Elsewhere on the site, allmediascotland blogger, Professor Brian McNair, explicitly asks what everyone has probably been thinking: How? Not how in practical, TV-making terms (though that is a consideration), but how as in How easily can the publishers set aside their rivalries?
That they are rivals is neatly illustrated in their respective takes on Johnston Press's interim financial results, issued yesterday morning.
Johnston Press publishes The Scotsman, whose business correspondent, Erikka Askeland, goes for the perfectly sound angle (indeed, the one allmediascotland goes for) that the prospects for advertising revenue have improved (page 1 of the paper's business supplement).
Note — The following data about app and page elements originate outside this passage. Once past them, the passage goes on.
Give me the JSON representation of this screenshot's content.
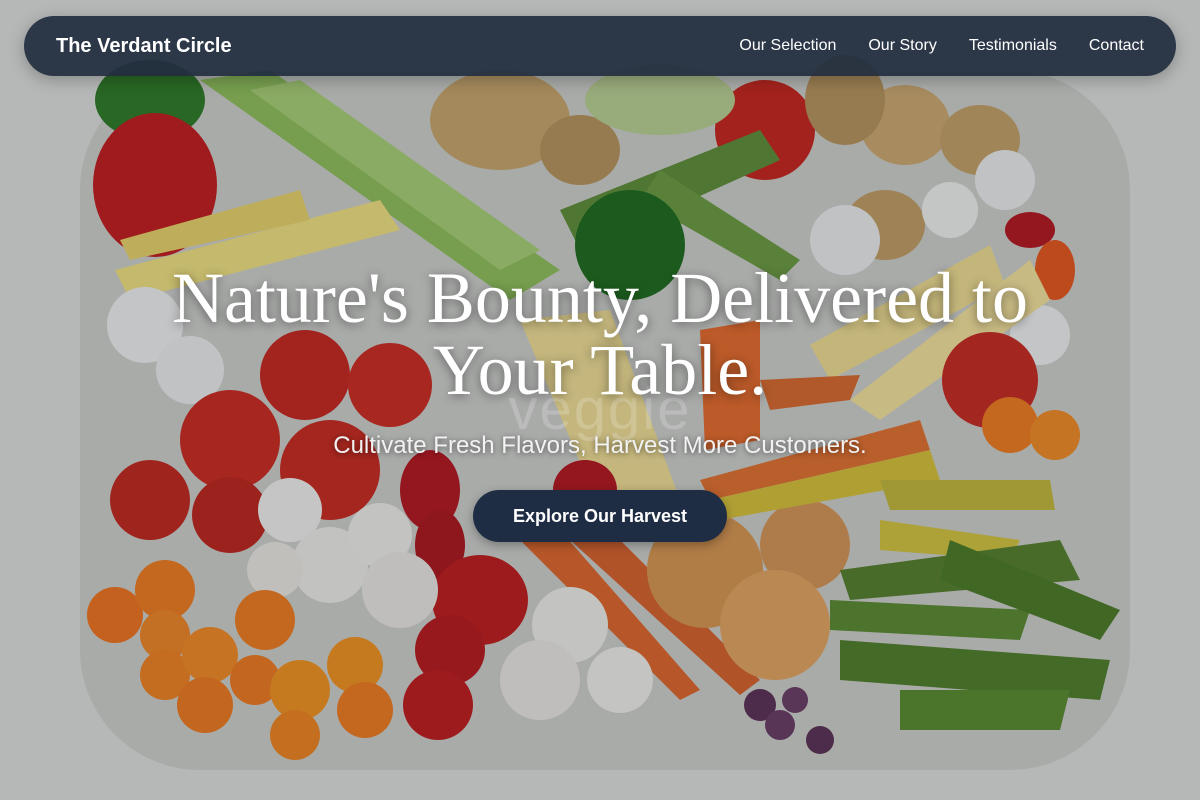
{
  "nav": {
    "brand": "The Verdant Circle",
    "links": [
      "Our Selection",
      "Our Story",
      "Testimonials",
      "Contact"
    ]
  },
  "hero": {
    "headline": "Nature's Bounty, Delivered to Your Table.",
    "watermark": "veggie",
    "subheadline": "Cultivate Fresh Flavors, Harvest More Customers.",
    "cta_label": "Explore Our Harvest"
  },
  "colors": {
    "nav_background": "#212d40",
    "cta_background": "#1f2d44",
    "text": "#ffffff"
  }
}
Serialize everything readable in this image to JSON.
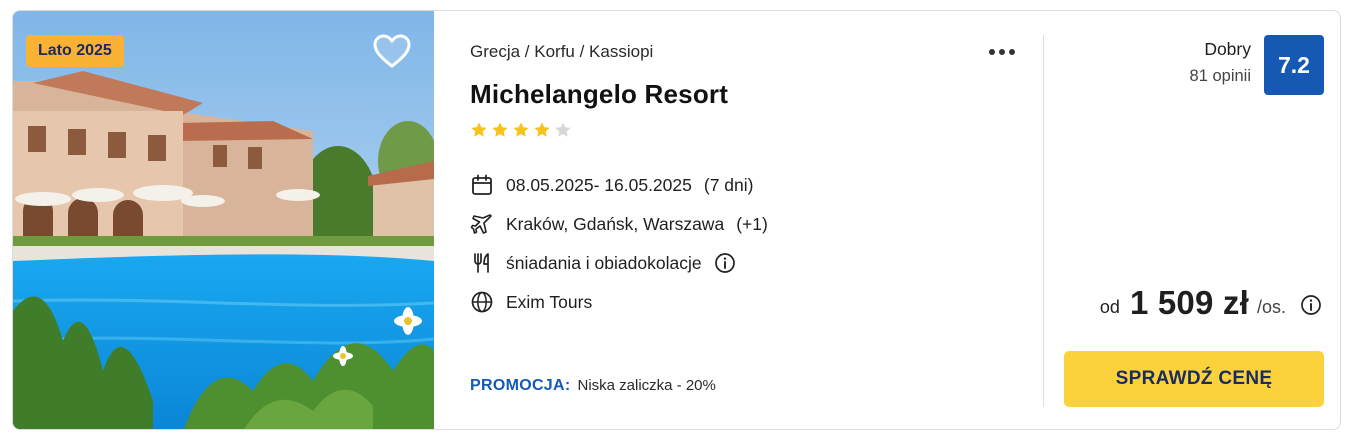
{
  "photo": {
    "badge": "Lato 2025",
    "icons": {
      "favorite": "heart-outline-icon"
    }
  },
  "offer": {
    "breadcrumb": "Grecja / Korfu / Kassiopi",
    "more_icon": "more-dots-icon",
    "hotel_name": "Michelangelo Resort",
    "stars": {
      "filled": 4,
      "total": 5
    },
    "dates": "08.05.2025- 16.05.2025",
    "duration": "(7 dni)",
    "departures": "Kraków, Gdańsk, Warszawa",
    "departures_extra": "(+1)",
    "board": "śniadania i obiadokolacje",
    "operator": "Exim Tours",
    "promo_label": "PROMOCJA:",
    "promo_text": "Niska zaliczka - 20%",
    "icons": [
      "calendar-icon",
      "plane-icon",
      "cutlery-icon",
      "info-icon",
      "globe-icon"
    ]
  },
  "rating": {
    "label": "Dobry",
    "count": "81 opinii",
    "score": "7.2"
  },
  "price": {
    "from": "od",
    "amount": "1 509 zł",
    "unit": "/os."
  },
  "cta": {
    "label": "SPRAWDŹ CENĘ"
  },
  "colors": {
    "badge": "#f9b233",
    "accent_blue": "#1559b5",
    "cta": "#fcd23c",
    "star": "#f6c21c",
    "star_empty": "#d7d7d7"
  }
}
Not quite for The Herald, published by Newsquest. Its page 31 report of the results – by Simon Bain (who pitches in elsewhere in the paper with a front page exclusive about the possible financial salvation of Rangers football club) – reports that Johnston Press paid its banks a staggering £15 million simply to refinance its debt, and that it is paying off its borrowing at 10 per cent, when not so long ago it was five per cent. The debt, adds The Herald, stands at £424 million.
Elsewhere, there are reports of BBC 2's Christmas scheduling (The Herald going for Jerry Hall appearing in a drama based on the Martin Amis novel, Money – page 5, The Scotsman opts for the return of cook, Delia Smith, to the Xmas TV roster after an absence of almost 20 years – page 3).
There's widespread teeing up of a sketch for the BBC charity event, Children in Need, that will star actors, Ken Stott and Alex Norton, respectively fictional detectives in STV dramas, Rebus and Taggart (page 3 of the Scottish Sun's TVbiz supplement, page 31 of the Daily Record, page 24 of The Scotsman, page 7 of the Scottish Daily Express, etc).
Talking of STV, the Scottish Daily Mail (page 13) reports 'anger' that the Glasgow-based broadcaster is showing documentaries all this week about the greatest Scots while ITV viewers elsewhere in the UK are getting to watch a new drama, Collision. On the same page, it picks up yesterday's Herald exclusive, that the top ten salaries at BBC Scotland add up to over a million pounds.
The Scottish Sun's columnist, John Smeaton, describes Greatest Scot as “some mince” and 'car crash” TV. The Scottish Daily Express's Hickey columnist says Collision versus Greatest Scot reminds him of when – very much tongue-in-cheek – he was STV Controller during the 1960s and he opted for a programme about vegetables in preference to the cop drama series, Z Cars.
Other media news:
* Warning, radio presenters! Never presume your microphone is switched off, BBC Radio Scotland guest presenter, Aggie MacKenzie, did and was caught, on air, saying something rude (Scottish Sun, page 3).
* Arts broadcaster, Melvyn Bragg, is to rejoin BBC2 – after 30 years away – as his ITV series, the South Bank Show, nears the end of its extensive run – The Herald, page 8. The Times. page 17.
* A 3-D film of The Queen's coronation is to be shown on Channel 4 next week – The Herald, page 9.